Nancy and Delphia Little are my 2nd cousins 5x removed. So they weren’t close relatives but not distant really either. They are on my mother’s paternal’s side of the family. They were 2 of 12 children approximately.

Delphia was 22 when she drowned. The ferry accident happened 12 days before her 23 birthday. Nancy was about 25 years old. I don’t have a specific birthday on her to know.

I hope to find out more about the family even though they are not directly related to me. It’s only by marriage. But still.. they’re family nonetheless.  Below is taken from a newspaper in 1859 about the accident.

April 14, 1859, NC ARGUS (Wadesborough, Anson County, NC)

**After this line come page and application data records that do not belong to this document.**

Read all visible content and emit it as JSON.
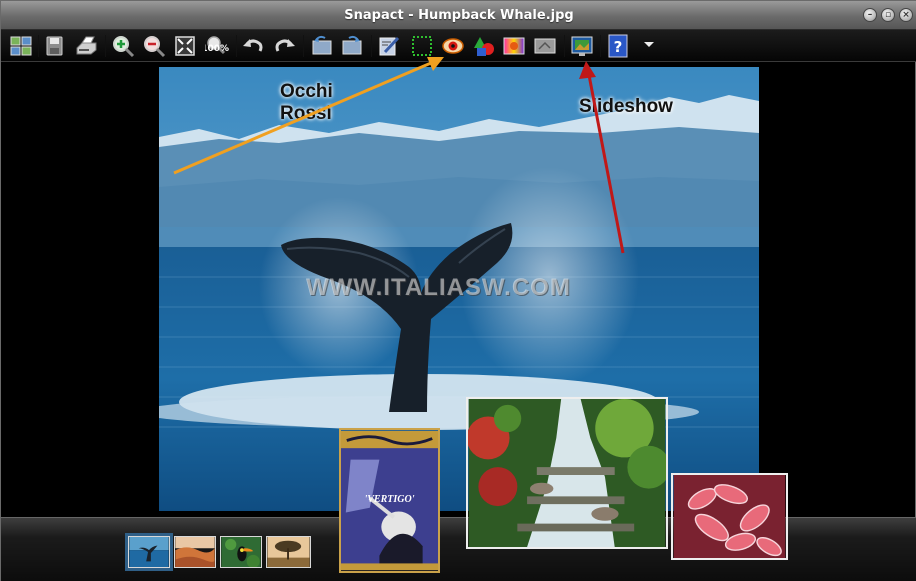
{
  "window": {
    "title": "Snapact - Humpback Whale.jpg"
  },
  "toolbar": {
    "items": [
      {
        "name": "browse-thumbnails",
        "icon": "thumbnails-icon"
      },
      {
        "name": "save",
        "icon": "save-icon"
      },
      {
        "name": "print",
        "icon": "printer-icon"
      },
      {
        "name": "zoom-in",
        "icon": "zoom-in-icon"
      },
      {
        "name": "zoom-out",
        "icon": "zoom-out-icon"
      },
      {
        "name": "fit-to-window",
        "icon": "fit-window-icon"
      },
      {
        "name": "actual-size",
        "icon": "actual-size-icon",
        "label": "100%"
      },
      {
        "name": "undo",
        "icon": "undo-icon"
      },
      {
        "name": "redo",
        "icon": "redo-icon"
      },
      {
        "name": "rotate-left",
        "icon": "rotate-left-icon"
      },
      {
        "name": "rotate-right",
        "icon": "rotate-right-icon"
      },
      {
        "name": "edit",
        "icon": "edit-icon"
      },
      {
        "name": "crop",
        "icon": "crop-icon"
      },
      {
        "name": "red-eye",
        "icon": "eye-icon"
      },
      {
        "name": "color-adjust",
        "icon": "color-shapes-icon"
      },
      {
        "name": "effects",
        "icon": "effects-icon"
      },
      {
        "name": "resize",
        "icon": "resize-icon"
      },
      {
        "name": "slideshow",
        "icon": "slideshow-icon"
      },
      {
        "name": "help",
        "icon": "help-icon",
        "label": "?"
      },
      {
        "name": "more",
        "icon": "dropdown-arrow-icon"
      }
    ]
  },
  "annotations": {
    "red_eye_label_line1": "Occhi",
    "red_eye_label_line2": "Rossi",
    "slideshow_label": "Slideshow",
    "arrow_color_orange": "#f0a020",
    "arrow_color_red": "#c01818"
  },
  "watermark": "WWW.ITALIASW.COM",
  "thumbnails": [
    {
      "name": "humpback-whale",
      "selected": true
    },
    {
      "name": "desert-dunes",
      "selected": false
    },
    {
      "name": "toucan",
      "selected": false
    },
    {
      "name": "tree-sunset",
      "selected": false
    }
  ],
  "popups": {
    "movie": {
      "title": "'VERTIGO'"
    }
  }
}
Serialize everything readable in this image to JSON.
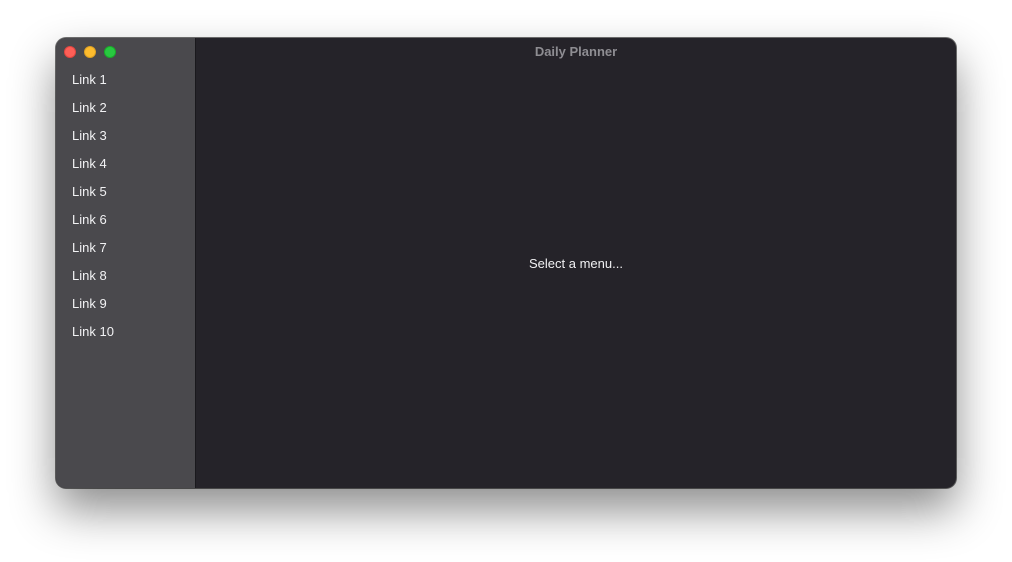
{
  "window": {
    "title": "Daily Planner",
    "controls": [
      "close-button",
      "minimize-button",
      "zoom-button"
    ]
  },
  "sidebar": {
    "items": [
      {
        "label": "Link 1"
      },
      {
        "label": "Link 2"
      },
      {
        "label": "Link 3"
      },
      {
        "label": "Link 4"
      },
      {
        "label": "Link 5"
      },
      {
        "label": "Link 6"
      },
      {
        "label": "Link 7"
      },
      {
        "label": "Link 8"
      },
      {
        "label": "Link 9"
      },
      {
        "label": "Link 10"
      }
    ]
  },
  "main": {
    "placeholder": "Select a menu..."
  },
  "colors": {
    "sidebar_bg": "#4a494d",
    "content_bg": "#252329",
    "close": "#fe5f57",
    "minimize": "#febc2e",
    "zoom": "#28c840"
  }
}
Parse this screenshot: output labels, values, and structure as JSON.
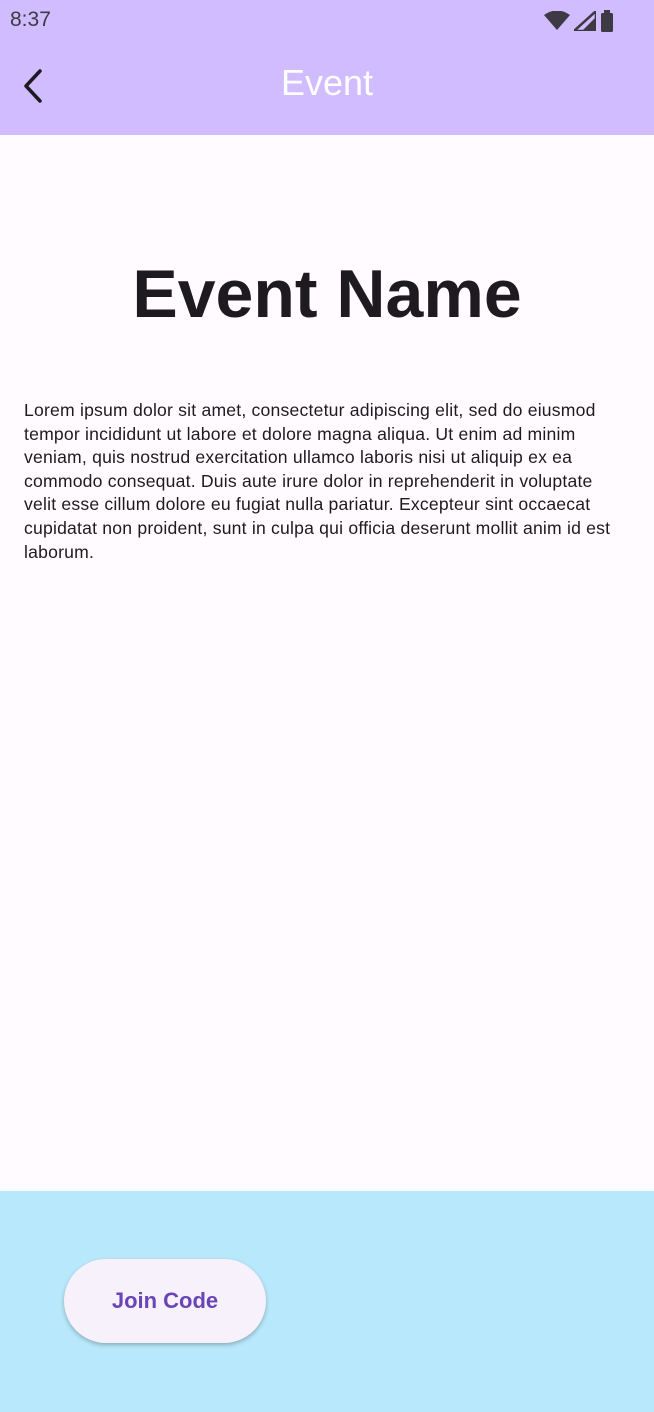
{
  "status_bar": {
    "time": "8:37",
    "icons": [
      "wifi-icon",
      "signal-icon",
      "battery-icon"
    ]
  },
  "app_bar": {
    "title": "Event",
    "back_icon": "arrow-back-icon"
  },
  "event": {
    "name": "Event Name",
    "description": "Lorem ipsum dolor sit amet, consectetur adipiscing elit, sed do eiusmod tempor incididunt ut labore et dolore magna aliqua. Ut enim ad minim veniam, quis nostrud exercitation ullamco laboris nisi ut aliquip ex ea commodo consequat. Duis aute irure dolor in reprehenderit in voluptate velit esse cillum dolore eu fugiat nulla pariatur. Excepteur sint occaecat cupidatat non proident, sunt in culpa qui officia deserunt mollit anim id est laborum."
  },
  "bottom_bar": {
    "join_code_label": "Join Code"
  },
  "colors": {
    "app_bar_bg": "#d0bcff",
    "content_bg": "#fffbfe",
    "bottom_bar_bg": "#b8e8fb",
    "button_bg": "#f6f1fb",
    "button_text": "#6a45b7",
    "title_text": "#1d1b20"
  }
}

-A very sad occurrence took place, on Saturday last, at the mill-dam of Col. John E. AUSTIN , of this county, on Rocky River.  The river was quite high, and a party, consisting of two brothers and two sisters, children of Mrs. Jacob LITTLE , of Cabarrus or Stanly county, who had been to Charlotte with a wagon, and were returning home, undertook to cross the river above the mill dam, in  flat, at a private ferry belonging to Col.AUSTIN , where another wagon had crossed in the flat but a short time before, and were carried by the force of the current towards the dam. One of the poles used to guide the flat slipped out of the hands of one of the parties, and the flat became unmanageable. Mr. Wm. AUSTIN  and one of the LITTLES, perceiving that the flat would inevitably go over the dam, jumped out and swam ashore. The other Mr. LITTLE  and his two sisters were carried over with the wagon, four horses and the flat. The wagon ran forward and off the flat, excepting two wheels, which caused the flat to keel up at one end and throw the young ladies out into the river. The young man, their brother, recovered them and replaced them in the flat, and finding that he could do nothing with the flat himself, after floating down the river some distance, told his sisters to hold on to the flat while he would swim ashore and seek help and return to their rescue. He did swim ashore, and ran to Mr. GREEN’S , about a half or perhaps a mile, and returned and found the flat floating down the river, the wagon loose and his sisters gone. One of the bodies of the young ladies was afterwards found lodged against a raft. The body of the other had not been found at last accounts. They were both undoubtedly drowned. It is thought they and the wagon were thrown out at a rapid and rough shoaly place in the river, or that they had attempted to grasp hold of a small tree which bent over the stream and near to the water, and were dragged in that way and drowned. It was a deplorable fate for the poor, helpless young women, and is a heart-rendering accident to their widowed mother, as well as their brothers, and everybody. It is wonderful that they were not all lost; and it is probable that if they had all remained in the flat, and kept their presence of mind, they might all have been saved. One of the horses broke loose and swam out but the other three drowned. [note: The girls that drowned were Nancy E.LITTLE (b.1834) and Delphia L. LITTLE (b.Apr 14, 1836), both daughters of Jacob. W. “Jack” LITTLE and Margaret “Peggy” LOVE] (photocopy)

Source: Newspapers 1859